_What to produce_
Go over the data and copy out each line with "disabled" in it.
[[ Material provided, beginning ]]
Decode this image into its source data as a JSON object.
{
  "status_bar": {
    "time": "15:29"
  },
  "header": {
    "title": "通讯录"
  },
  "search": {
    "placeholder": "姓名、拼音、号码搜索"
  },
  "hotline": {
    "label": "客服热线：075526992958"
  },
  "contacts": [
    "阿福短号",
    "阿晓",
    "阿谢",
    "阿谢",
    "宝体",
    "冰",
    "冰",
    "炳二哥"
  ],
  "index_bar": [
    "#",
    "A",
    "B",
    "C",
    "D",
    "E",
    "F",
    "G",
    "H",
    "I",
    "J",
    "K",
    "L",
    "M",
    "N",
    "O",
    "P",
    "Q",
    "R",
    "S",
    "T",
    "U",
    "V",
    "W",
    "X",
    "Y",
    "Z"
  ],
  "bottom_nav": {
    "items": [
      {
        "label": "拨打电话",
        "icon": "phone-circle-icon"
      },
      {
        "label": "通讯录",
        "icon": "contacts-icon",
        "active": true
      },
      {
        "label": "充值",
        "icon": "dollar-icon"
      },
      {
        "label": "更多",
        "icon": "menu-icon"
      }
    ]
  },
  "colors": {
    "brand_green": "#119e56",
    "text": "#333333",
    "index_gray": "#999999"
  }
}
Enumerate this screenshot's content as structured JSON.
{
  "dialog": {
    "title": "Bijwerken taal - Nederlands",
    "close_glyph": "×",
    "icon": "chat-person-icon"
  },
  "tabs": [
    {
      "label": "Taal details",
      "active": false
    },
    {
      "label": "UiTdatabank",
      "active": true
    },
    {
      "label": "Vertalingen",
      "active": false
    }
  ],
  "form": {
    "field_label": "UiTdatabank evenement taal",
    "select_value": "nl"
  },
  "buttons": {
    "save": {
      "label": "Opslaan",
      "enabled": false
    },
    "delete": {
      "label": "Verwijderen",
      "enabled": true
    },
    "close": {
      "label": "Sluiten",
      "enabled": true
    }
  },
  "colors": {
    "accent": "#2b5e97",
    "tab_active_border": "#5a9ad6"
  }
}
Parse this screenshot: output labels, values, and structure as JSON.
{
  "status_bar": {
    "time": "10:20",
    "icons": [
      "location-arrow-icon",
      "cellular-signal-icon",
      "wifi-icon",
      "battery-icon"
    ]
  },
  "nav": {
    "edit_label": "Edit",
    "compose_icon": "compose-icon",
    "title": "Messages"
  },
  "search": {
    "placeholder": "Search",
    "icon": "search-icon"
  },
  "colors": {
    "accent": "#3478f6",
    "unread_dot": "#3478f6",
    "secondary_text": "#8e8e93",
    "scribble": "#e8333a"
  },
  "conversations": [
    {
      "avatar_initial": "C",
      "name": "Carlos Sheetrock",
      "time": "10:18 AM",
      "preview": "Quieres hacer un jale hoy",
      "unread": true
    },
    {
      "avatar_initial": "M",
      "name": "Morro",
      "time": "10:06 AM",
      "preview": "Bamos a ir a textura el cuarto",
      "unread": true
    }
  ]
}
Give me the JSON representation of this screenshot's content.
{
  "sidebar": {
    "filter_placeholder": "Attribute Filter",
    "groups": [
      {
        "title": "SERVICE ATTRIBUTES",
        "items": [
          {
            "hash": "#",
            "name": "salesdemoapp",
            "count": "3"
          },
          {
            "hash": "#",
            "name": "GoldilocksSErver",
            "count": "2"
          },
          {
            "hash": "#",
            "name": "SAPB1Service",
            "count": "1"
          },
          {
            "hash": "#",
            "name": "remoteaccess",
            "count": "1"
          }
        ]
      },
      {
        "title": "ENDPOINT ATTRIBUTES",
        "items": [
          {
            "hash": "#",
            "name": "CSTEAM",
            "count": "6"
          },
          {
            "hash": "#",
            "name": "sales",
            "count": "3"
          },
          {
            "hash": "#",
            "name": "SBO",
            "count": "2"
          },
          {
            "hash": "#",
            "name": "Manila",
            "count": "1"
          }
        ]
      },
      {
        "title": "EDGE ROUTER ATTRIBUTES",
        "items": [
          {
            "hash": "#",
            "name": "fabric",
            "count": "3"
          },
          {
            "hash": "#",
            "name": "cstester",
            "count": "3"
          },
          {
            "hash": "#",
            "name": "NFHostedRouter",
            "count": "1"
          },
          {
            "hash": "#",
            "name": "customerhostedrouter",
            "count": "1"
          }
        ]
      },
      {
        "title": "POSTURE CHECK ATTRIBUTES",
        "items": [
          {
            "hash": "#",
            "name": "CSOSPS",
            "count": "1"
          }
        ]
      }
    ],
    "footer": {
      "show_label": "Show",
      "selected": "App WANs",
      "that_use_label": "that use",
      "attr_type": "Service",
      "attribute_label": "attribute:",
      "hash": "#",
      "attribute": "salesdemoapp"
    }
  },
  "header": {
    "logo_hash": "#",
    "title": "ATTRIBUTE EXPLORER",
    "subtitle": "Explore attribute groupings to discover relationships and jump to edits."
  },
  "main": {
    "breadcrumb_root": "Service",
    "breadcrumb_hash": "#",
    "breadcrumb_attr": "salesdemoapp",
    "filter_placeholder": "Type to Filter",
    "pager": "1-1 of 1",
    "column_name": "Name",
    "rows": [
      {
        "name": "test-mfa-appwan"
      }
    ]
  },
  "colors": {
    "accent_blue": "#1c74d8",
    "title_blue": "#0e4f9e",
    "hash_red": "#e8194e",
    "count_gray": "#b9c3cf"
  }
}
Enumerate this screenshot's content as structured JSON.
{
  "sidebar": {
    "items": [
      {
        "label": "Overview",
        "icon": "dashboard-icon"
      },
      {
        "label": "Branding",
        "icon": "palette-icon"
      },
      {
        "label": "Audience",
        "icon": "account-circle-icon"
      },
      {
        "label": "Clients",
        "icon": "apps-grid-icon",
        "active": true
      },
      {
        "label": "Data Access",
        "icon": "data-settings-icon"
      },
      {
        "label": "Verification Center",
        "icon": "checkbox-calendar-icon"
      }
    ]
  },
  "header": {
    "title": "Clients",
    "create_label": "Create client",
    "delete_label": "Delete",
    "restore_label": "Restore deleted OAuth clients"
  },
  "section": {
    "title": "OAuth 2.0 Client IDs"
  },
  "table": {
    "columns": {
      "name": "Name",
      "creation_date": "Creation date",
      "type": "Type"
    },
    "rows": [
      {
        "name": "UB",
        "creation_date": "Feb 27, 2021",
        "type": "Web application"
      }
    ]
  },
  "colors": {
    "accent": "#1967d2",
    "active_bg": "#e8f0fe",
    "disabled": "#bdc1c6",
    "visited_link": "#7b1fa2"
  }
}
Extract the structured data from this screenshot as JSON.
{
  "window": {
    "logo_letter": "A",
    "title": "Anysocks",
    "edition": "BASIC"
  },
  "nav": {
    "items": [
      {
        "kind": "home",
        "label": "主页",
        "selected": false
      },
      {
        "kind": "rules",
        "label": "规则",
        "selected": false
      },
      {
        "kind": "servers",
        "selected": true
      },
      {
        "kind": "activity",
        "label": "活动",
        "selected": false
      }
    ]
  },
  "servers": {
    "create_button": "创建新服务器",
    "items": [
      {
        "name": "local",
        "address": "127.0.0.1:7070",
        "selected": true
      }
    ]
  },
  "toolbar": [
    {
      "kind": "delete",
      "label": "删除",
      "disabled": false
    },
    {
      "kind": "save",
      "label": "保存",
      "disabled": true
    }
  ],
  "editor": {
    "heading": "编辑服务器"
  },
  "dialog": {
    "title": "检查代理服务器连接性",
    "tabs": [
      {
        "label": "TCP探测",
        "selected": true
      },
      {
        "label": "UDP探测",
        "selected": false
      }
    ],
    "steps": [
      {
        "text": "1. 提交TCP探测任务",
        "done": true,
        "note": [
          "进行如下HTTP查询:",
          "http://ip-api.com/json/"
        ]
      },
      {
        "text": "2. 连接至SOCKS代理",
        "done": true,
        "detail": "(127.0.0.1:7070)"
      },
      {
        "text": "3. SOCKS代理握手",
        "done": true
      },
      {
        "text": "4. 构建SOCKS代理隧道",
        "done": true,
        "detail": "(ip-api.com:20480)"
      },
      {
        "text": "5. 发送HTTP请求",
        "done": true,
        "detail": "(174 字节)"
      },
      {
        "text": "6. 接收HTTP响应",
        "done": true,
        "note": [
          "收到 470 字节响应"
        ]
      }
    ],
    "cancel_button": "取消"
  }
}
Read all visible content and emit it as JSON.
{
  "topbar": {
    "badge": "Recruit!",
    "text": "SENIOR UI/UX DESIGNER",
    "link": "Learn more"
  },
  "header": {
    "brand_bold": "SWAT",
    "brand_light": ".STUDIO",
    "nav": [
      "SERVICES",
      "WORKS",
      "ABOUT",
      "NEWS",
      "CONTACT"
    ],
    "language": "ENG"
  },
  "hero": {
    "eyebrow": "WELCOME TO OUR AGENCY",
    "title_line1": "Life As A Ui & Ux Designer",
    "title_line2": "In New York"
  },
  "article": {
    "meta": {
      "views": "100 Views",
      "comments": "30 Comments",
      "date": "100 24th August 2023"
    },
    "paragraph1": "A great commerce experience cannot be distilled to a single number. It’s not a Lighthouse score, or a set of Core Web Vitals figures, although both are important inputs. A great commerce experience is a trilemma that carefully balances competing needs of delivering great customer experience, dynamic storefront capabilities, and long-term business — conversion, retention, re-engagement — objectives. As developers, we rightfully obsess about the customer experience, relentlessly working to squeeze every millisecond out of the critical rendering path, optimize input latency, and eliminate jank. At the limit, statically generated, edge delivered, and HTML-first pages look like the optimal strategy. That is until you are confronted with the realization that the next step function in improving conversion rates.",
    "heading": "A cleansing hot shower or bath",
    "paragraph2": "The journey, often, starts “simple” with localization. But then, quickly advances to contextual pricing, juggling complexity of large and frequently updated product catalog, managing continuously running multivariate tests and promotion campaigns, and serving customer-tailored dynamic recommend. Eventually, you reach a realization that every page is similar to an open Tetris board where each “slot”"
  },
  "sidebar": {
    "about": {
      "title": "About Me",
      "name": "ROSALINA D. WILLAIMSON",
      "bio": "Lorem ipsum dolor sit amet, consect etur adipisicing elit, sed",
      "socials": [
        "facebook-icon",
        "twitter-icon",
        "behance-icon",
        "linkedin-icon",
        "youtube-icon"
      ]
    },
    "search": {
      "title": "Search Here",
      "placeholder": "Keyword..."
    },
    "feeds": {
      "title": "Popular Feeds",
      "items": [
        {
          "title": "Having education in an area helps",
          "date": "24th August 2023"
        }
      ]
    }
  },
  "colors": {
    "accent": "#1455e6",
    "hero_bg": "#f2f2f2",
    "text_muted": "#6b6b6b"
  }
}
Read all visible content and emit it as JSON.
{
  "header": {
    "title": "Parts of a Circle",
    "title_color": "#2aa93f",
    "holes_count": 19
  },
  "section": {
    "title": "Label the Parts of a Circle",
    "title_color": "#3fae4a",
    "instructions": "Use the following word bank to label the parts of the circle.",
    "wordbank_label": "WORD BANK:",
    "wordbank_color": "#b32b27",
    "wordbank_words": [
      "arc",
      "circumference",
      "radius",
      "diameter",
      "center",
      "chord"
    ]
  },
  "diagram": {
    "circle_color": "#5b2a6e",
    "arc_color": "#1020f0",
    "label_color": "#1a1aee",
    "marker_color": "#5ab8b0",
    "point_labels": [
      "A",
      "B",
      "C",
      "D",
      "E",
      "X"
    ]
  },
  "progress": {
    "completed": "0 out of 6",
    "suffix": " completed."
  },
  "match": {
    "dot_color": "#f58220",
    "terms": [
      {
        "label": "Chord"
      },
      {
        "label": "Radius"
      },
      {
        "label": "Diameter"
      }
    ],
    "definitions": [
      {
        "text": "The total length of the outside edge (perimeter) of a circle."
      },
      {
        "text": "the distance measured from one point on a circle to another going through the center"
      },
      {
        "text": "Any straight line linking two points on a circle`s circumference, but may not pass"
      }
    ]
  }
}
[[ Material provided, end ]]
_The answer_
    "disabled": "#bdc1c6",
      "disabled": false
      "disabled": true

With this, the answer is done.